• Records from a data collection
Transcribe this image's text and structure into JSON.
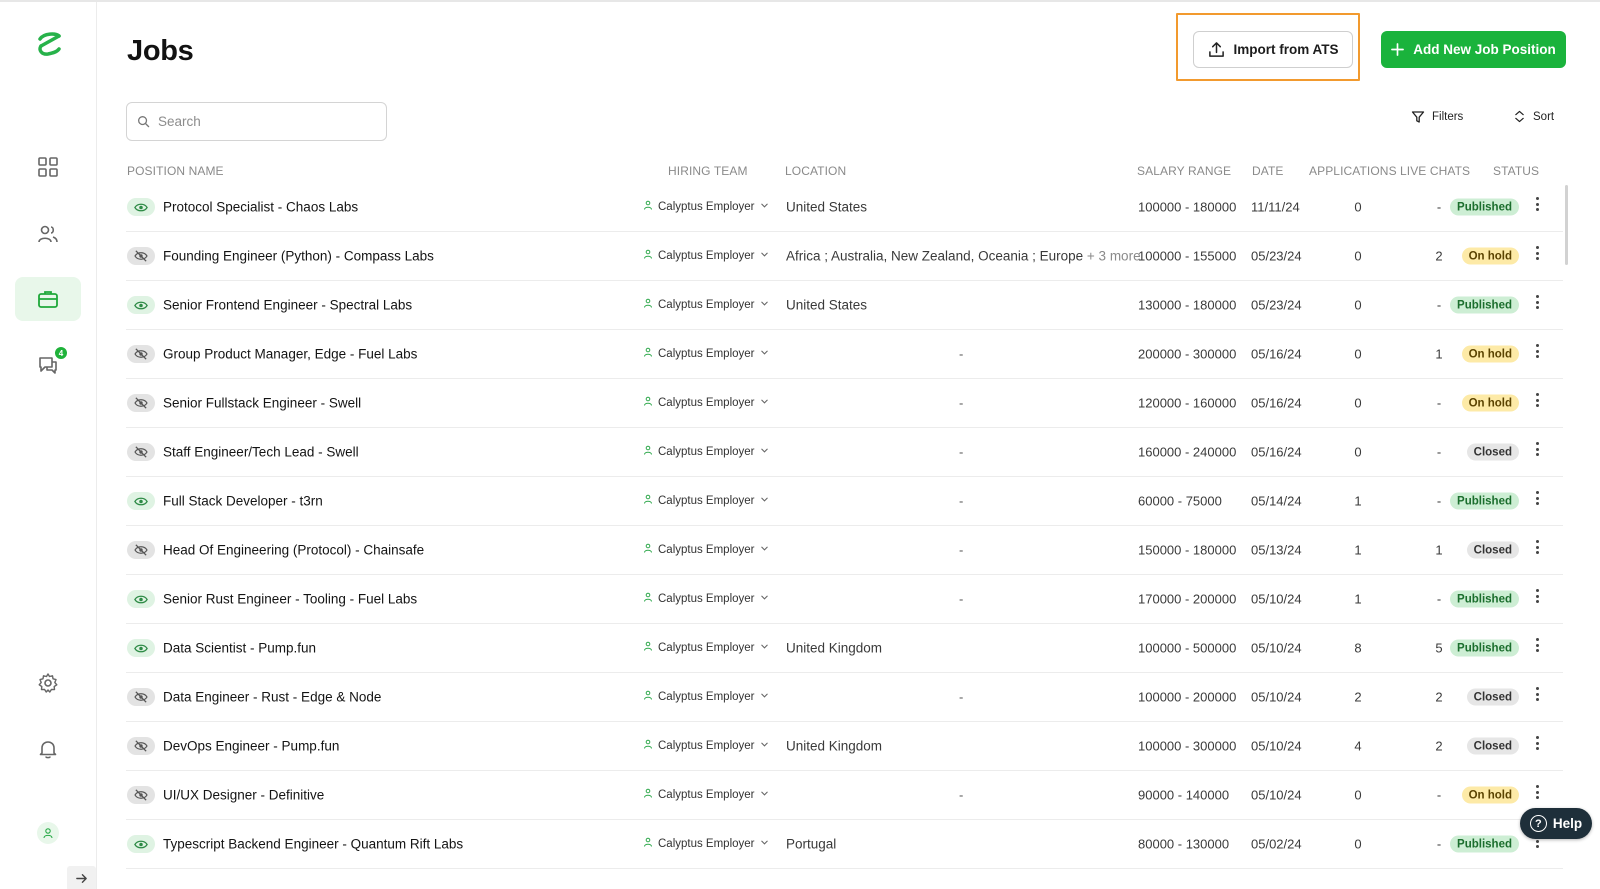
{
  "page": {
    "title": "Jobs"
  },
  "header": {
    "import_label": "Import from ATS",
    "add_label": "Add New Job Position"
  },
  "search": {
    "placeholder": "Search"
  },
  "toolbar": {
    "filters_label": "Filters",
    "sort_label": "Sort"
  },
  "sidebar": {
    "items": [
      {
        "name": "dashboard",
        "icon": "grid-icon",
        "active": false
      },
      {
        "name": "candidates",
        "icon": "users-icon",
        "active": false
      },
      {
        "name": "jobs",
        "icon": "briefcase-icon",
        "active": true
      },
      {
        "name": "messages",
        "icon": "chat-icon",
        "active": false,
        "badge": "4"
      }
    ],
    "bottom": [
      "gear-icon",
      "bell-icon",
      "avatar",
      "arrow-right-icon"
    ]
  },
  "table": {
    "headers": {
      "position": "POSITION NAME",
      "team": "HIRING TEAM",
      "location": "LOCATION",
      "salary": "SALARY RANGE",
      "date": "DATE",
      "applications": "APPLICATIONS",
      "chats": "LIVE CHATS",
      "status": "STATUS"
    },
    "rows": [
      {
        "visible": true,
        "name": "Protocol Specialist - Chaos Labs",
        "team": "Calyptus Employer",
        "location": "United States",
        "more": "",
        "salary": "100000 - 180000",
        "date": "11/11/24",
        "apps": "0",
        "chats": "-",
        "status": "Published"
      },
      {
        "visible": false,
        "name": "Founding Engineer (Python) - Compass Labs",
        "team": "Calyptus Employer",
        "location": "Africa ; Australia, New Zealand, Oceania ; Europe",
        "more": "+ 3 more",
        "salary": "100000 - 155000",
        "date": "05/23/24",
        "apps": "0",
        "chats": "2",
        "status": "On hold"
      },
      {
        "visible": true,
        "name": "Senior Frontend Engineer - Spectral Labs",
        "team": "Calyptus Employer",
        "location": "United States",
        "more": "",
        "salary": "130000 - 180000",
        "date": "05/23/24",
        "apps": "0",
        "chats": "-",
        "status": "Published"
      },
      {
        "visible": false,
        "name": "Group Product Manager, Edge - Fuel Labs",
        "team": "Calyptus Employer",
        "location": "-",
        "more": "",
        "salary": "200000 - 300000",
        "date": "05/16/24",
        "apps": "0",
        "chats": "1",
        "status": "On hold"
      },
      {
        "visible": false,
        "name": "Senior Fullstack Engineer - Swell",
        "team": "Calyptus Employer",
        "location": "-",
        "more": "",
        "salary": "120000 - 160000",
        "date": "05/16/24",
        "apps": "0",
        "chats": "-",
        "status": "On hold"
      },
      {
        "visible": false,
        "name": "Staff Engineer/Tech Lead - Swell",
        "team": "Calyptus Employer",
        "location": "-",
        "more": "",
        "salary": "160000 - 240000",
        "date": "05/16/24",
        "apps": "0",
        "chats": "-",
        "status": "Closed"
      },
      {
        "visible": true,
        "name": "Full Stack Developer - t3rn",
        "team": "Calyptus Employer",
        "location": "-",
        "more": "",
        "salary": "60000 - 75000",
        "date": "05/14/24",
        "apps": "1",
        "chats": "-",
        "status": "Published"
      },
      {
        "visible": false,
        "name": "Head Of Engineering (Protocol) - Chainsafe",
        "team": "Calyptus Employer",
        "location": "-",
        "more": "",
        "salary": "150000 - 180000",
        "date": "05/13/24",
        "apps": "1",
        "chats": "1",
        "status": "Closed"
      },
      {
        "visible": true,
        "name": "Senior Rust Engineer - Tooling - Fuel Labs",
        "team": "Calyptus Employer",
        "location": "-",
        "more": "",
        "salary": "170000 - 200000",
        "date": "05/10/24",
        "apps": "1",
        "chats": "-",
        "status": "Published"
      },
      {
        "visible": true,
        "name": "Data Scientist - Pump.fun",
        "team": "Calyptus Employer",
        "location": "United Kingdom",
        "more": "",
        "salary": "100000 - 500000",
        "date": "05/10/24",
        "apps": "8",
        "chats": "5",
        "status": "Published"
      },
      {
        "visible": false,
        "name": "Data Engineer - Rust - Edge & Node",
        "team": "Calyptus Employer",
        "location": "-",
        "more": "",
        "salary": "100000 - 200000",
        "date": "05/10/24",
        "apps": "2",
        "chats": "2",
        "status": "Closed"
      },
      {
        "visible": false,
        "name": "DevOps Engineer - Pump.fun",
        "team": "Calyptus Employer",
        "location": "United Kingdom",
        "more": "",
        "salary": "100000 - 300000",
        "date": "05/10/24",
        "apps": "4",
        "chats": "2",
        "status": "Closed"
      },
      {
        "visible": false,
        "name": "UI/UX Designer - Definitive",
        "team": "Calyptus Employer",
        "location": "-",
        "more": "",
        "salary": "90000 - 140000",
        "date": "05/10/24",
        "apps": "0",
        "chats": "-",
        "status": "On hold"
      },
      {
        "visible": true,
        "name": "Typescript Backend Engineer - Quantum Rift Labs",
        "team": "Calyptus Employer",
        "location": "Portugal",
        "more": "",
        "salary": "80000 - 130000",
        "date": "05/02/24",
        "apps": "0",
        "chats": "-",
        "status": "Published"
      }
    ]
  },
  "help": {
    "label": "Help"
  },
  "colors": {
    "accent": "#1ab33c",
    "highlight": "#f29a2e",
    "published": "#cdeed4",
    "onhold": "#fdeaa7",
    "closed": "#e6e6e6"
  }
}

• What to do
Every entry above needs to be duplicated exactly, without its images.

• Answer for this exercise
Transcribe this image's text and structure into JSON.
{
  "page": {
    "title": "Jobs"
  },
  "header": {
    "import_label": "Import from ATS",
    "add_label": "Add New Job Position"
  },
  "search": {
    "placeholder": "Search"
  },
  "toolbar": {
    "filters_label": "Filters",
    "sort_label": "Sort"
  },
  "sidebar": {
    "items": [
      {
        "name": "dashboard",
        "icon": "grid-icon",
        "active": false
      },
      {
        "name": "candidates",
        "icon": "users-icon",
        "active": false
      },
      {
        "name": "jobs",
        "icon": "briefcase-icon",
        "active": true
      },
      {
        "name": "messages",
        "icon": "chat-icon",
        "active": false,
        "badge": "4"
      }
    ],
    "bottom": [
      "gear-icon",
      "bell-icon",
      "avatar",
      "arrow-right-icon"
    ]
  },
  "table": {
    "headers": {
      "position": "POSITION NAME",
      "team": "HIRING TEAM",
      "location": "LOCATION",
      "salary": "SALARY RANGE",
      "date": "DATE",
      "applications": "APPLICATIONS",
      "chats": "LIVE CHATS",
      "status": "STATUS"
    },
    "rows": [
      {
        "visible": true,
        "name": "Protocol Specialist - Chaos Labs",
        "team": "Calyptus Employer",
        "location": "United States",
        "more": "",
        "salary": "100000 - 180000",
        "date": "11/11/24",
        "apps": "0",
        "chats": "-",
        "status": "Published"
      },
      {
        "visible": false,
        "name": "Founding Engineer (Python) - Compass Labs",
        "team": "Calyptus Employer",
        "location": "Africa ; Australia, New Zealand, Oceania ; Europe",
        "more": "+ 3 more",
        "salary": "100000 - 155000",
        "date": "05/23/24",
        "apps": "0",
        "chats": "2",
        "status": "On hold"
      },
      {
        "visible": true,
        "name": "Senior Frontend Engineer - Spectral Labs",
        "team": "Calyptus Employer",
        "location": "United States",
        "more": "",
        "salary": "130000 - 180000",
        "date": "05/23/24",
        "apps": "0",
        "chats": "-",
        "status": "Published"
      },
      {
        "visible": false,
        "name": "Group Product Manager, Edge - Fuel Labs",
        "team": "Calyptus Employer",
        "location": "-",
        "more": "",
        "salary": "200000 - 300000",
        "date": "05/16/24",
        "apps": "0",
        "chats": "1",
        "status": "On hold"
      },
      {
        "visible": false,
        "name": "Senior Fullstack Engineer - Swell",
        "team": "Calyptus Employer",
        "location": "-",
        "more": "",
        "salary": "120000 - 160000",
        "date": "05/16/24",
        "apps": "0",
        "chats": "-",
        "status": "On hold"
      },
      {
        "visible": false,
        "name": "Staff Engineer/Tech Lead - Swell",
        "team": "Calyptus Employer",
        "location": "-",
        "more": "",
        "salary": "160000 - 240000",
        "date": "05/16/24",
        "apps": "0",
        "chats": "-",
        "status": "Closed"
      },
      {
        "visible": true,
        "name": "Full Stack Developer - t3rn",
        "team": "Calyptus Employer",
        "location": "-",
        "more": "",
        "salary": "60000 - 75000",
        "date": "05/14/24",
        "apps": "1",
        "chats": "-",
        "status": "Published"
      },
      {
        "visible": false,
        "name": "Head Of Engineering (Protocol) - Chainsafe",
        "team": "Calyptus Employer",
        "location": "-",
        "more": "",
        "salary": "150000 - 180000",
        "date": "05/13/24",
        "apps": "1",
        "chats": "1",
        "status": "Closed"
      },
      {
        "visible": true,
        "name": "Senior Rust Engineer - Tooling - Fuel Labs",
        "team": "Calyptus Employer",
        "location": "-",
        "more": "",
        "salary": "170000 - 200000",
        "date": "05/10/24",
        "apps": "1",
        "chats": "-",
        "status": "Published"
      },
      {
        "visible": true,
        "name": "Data Scientist - Pump.fun",
        "team": "Calyptus Employer",
        "location": "United Kingdom",
        "more": "",
        "salary": "100000 - 500000",
        "date": "05/10/24",
        "apps": "8",
        "chats": "5",
        "status": "Published"
      },
      {
        "visible": false,
        "name": "Data Engineer - Rust - Edge & Node",
        "team": "Calyptus Employer",
        "location": "-",
        "more": "",
        "salary": "100000 - 200000",
        "date": "05/10/24",
        "apps": "2",
        "chats": "2",
        "status": "Closed"
      },
      {
        "visible": false,
        "name": "DevOps Engineer - Pump.fun",
        "team": "Calyptus Employer",
        "location": "United Kingdom",
        "more": "",
        "salary": "100000 - 300000",
        "date": "05/10/24",
        "apps": "4",
        "chats": "2",
        "status": "Closed"
      },
      {
        "visible": false,
        "name": "UI/UX Designer - Definitive",
        "team": "Calyptus Employer",
        "location": "-",
        "more": "",
        "salary": "90000 - 140000",
        "date": "05/10/24",
        "apps": "0",
        "chats": "-",
        "status": "On hold"
      },
      {
        "visible": true,
        "name": "Typescript Backend Engineer - Quantum Rift Labs",
        "team": "Calyptus Employer",
        "location": "Portugal",
        "more": "",
        "salary": "80000 - 130000",
        "date": "05/02/24",
        "apps": "0",
        "chats": "-",
        "status": "Published"
      }
    ]
  },
  "help": {
    "label": "Help"
  },
  "colors": {
    "accent": "#1ab33c",
    "highlight": "#f29a2e",
    "published": "#cdeed4",
    "onhold": "#fdeaa7",
    "closed": "#e6e6e6"
  }
}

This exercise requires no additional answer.